On 5th March, 2004, Toshiba invited representatives of NPOs and NGOs involved in environmental issues to view the Toshiba Group Environmental Technology Exhibition and sought their opinions of Toshiba's environmental initiatives. This resulted in an animated exchange of opinions, primarily about topics related to products and sustainability.
|Date and time||March 5,2004|
|Theme||Opinions and Impressions Concerning Toshiba's Overall Environmental Activities|
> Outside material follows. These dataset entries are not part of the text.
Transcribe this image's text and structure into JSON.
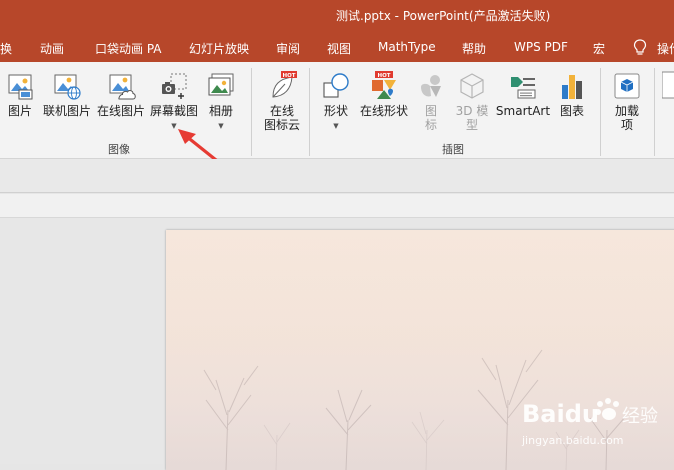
{
  "window": {
    "title": "测试.pptx  -  PowerPoint(产品激活失败)"
  },
  "tabs": [
    {
      "label": "换"
    },
    {
      "label": "动画"
    },
    {
      "label": "口袋动画 PA"
    },
    {
      "label": "幻灯片放映"
    },
    {
      "label": "审阅"
    },
    {
      "label": "视图"
    },
    {
      "label": "MathType"
    },
    {
      "label": "帮助"
    },
    {
      "label": "WPS PDF"
    },
    {
      "label": "宏"
    },
    {
      "label": "操作"
    }
  ],
  "ribbon": {
    "images_group": {
      "label": "图像",
      "buttons": [
        {
          "label": "图片",
          "icon": "picture-icon"
        },
        {
          "label": "联机图片",
          "icon": "online-picture-icon"
        },
        {
          "label": "在线图片",
          "icon": "cloud-picture-icon"
        },
        {
          "label": "屏幕截图",
          "icon": "screenshot-icon"
        },
        {
          "label": "相册",
          "icon": "photo-album-icon"
        }
      ]
    },
    "online_icons": {
      "label_line1": "在线",
      "label_line2": "图标云",
      "badge": "HOT"
    },
    "illustrations_group": {
      "label": "插图",
      "buttons": [
        {
          "label": "形状",
          "icon": "shapes-icon"
        },
        {
          "label": "在线形状",
          "icon": "online-shapes-icon",
          "badge": "HOT"
        },
        {
          "label_line1": "图",
          "label_line2": "标",
          "icon": "icons-icon",
          "disabled": true
        },
        {
          "label_line1": "3D 模",
          "label_line2": "型",
          "icon": "3d-model-icon",
          "disabled": true
        },
        {
          "label": "SmartArt",
          "icon": "smartart-icon"
        },
        {
          "label": "图表",
          "icon": "chart-icon"
        }
      ]
    },
    "addins": {
      "label_line1": "加载",
      "label_line2": "项"
    }
  },
  "watermark": {
    "brand": "Baidu",
    "brand_suffix": "经验",
    "url": "jingyan.baidu.com"
  },
  "colors": {
    "accent": "#b7472a",
    "arrow": "#e63b33"
  }
}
"Although you clearly understand that Toshiba is mindful of the environment, it's a product - centered exhibition and you don't see the people. I think Toshiba's environmental activities would be more persuasive if you could see the lifestyles of people working in the plants." Mr. Shikita "The fuel cell and wind power exhibit and the environment classes were very interesting. How about considering social volunteerism in corporate education and training programs, and incorporating education on preparing for a new life after retirement?" Mr. Mori Although I think you do an excellent job in your activities as a manufacturer, that's only natural. CSR is something over and above that people require of a company like Toshiba. I want to know about Toshiba's role in society and its style as a company that creates public infrastructure." Ms. Hoshino expressed interest in Toshiba's involvement with sustainability in its role as a company providing public infrastructure. In response, Mr. Hachiya of Toshiba's Environmental Protection Planning Division commented on the ideal posture of an environmentally sustainable company: "The balance between supply and demand has completely broken down on Earth. Awareness of this gave rise to the slogan "Committed to People, Committed to the Future. Toshiba."
"Even if you make environmentally conscious products, people don't know about it unless they buy and use them. The key is how to publicize the point to women in their 20s, 30s, and 40s who lead the way in home appliance consumption. There's a need for language that more effectively drives the point home to consumers." This comment from Ms. Rumi Sato, who administers an environmental NPO, succinctly expresses the point of view of homemakers regarding product selection. Ms. Kiyomi Wada believes that a feeling of happiness and women's sensibilities are also important: "It's good when products offer pleasure, joy, and a feeling of happiness in addition to ecology. I'm sure that is something that results from the feelings of the company's employees." Ms. Sato comments, "This is an age when people seek two types of satisfaction: their own happiness and environmental benefits. Consumers are certain to support companies that provide that satisfaction." There was general assent among the participants to Mr. Hachiya's proposal, "On the basis of the opinions we have received here, we would like to form partnerships with people in various environmental sectors and work to realize a sustainable society."
I think that it would be good to create a virtuous cycle of increased use of environmentally conscious products that leads to a more convenient and bountiful society.
For instance, in the coming years we will need thinking along the lines of borrowing a refrigerator for ten years from Toshiba and returning it after use.
I would like Toshiba to engage in more dialog with stakeholders active in specialized fields such as global warming prevention and environmental hormones. You are certain to receive proposals that can be implemented.
I want a venue where citizens can become directly involved in community building and product creation. Unless people can actually see things take place, they can't change society and won't feel motivated to participate.
If you create an atmosphere conducive to friendly, fruitful communication among everyone in the company, I think ideas for products that are not only environmentally sound but also make people happy will bubble to the surface.
Contents and Job Titles as of March 2004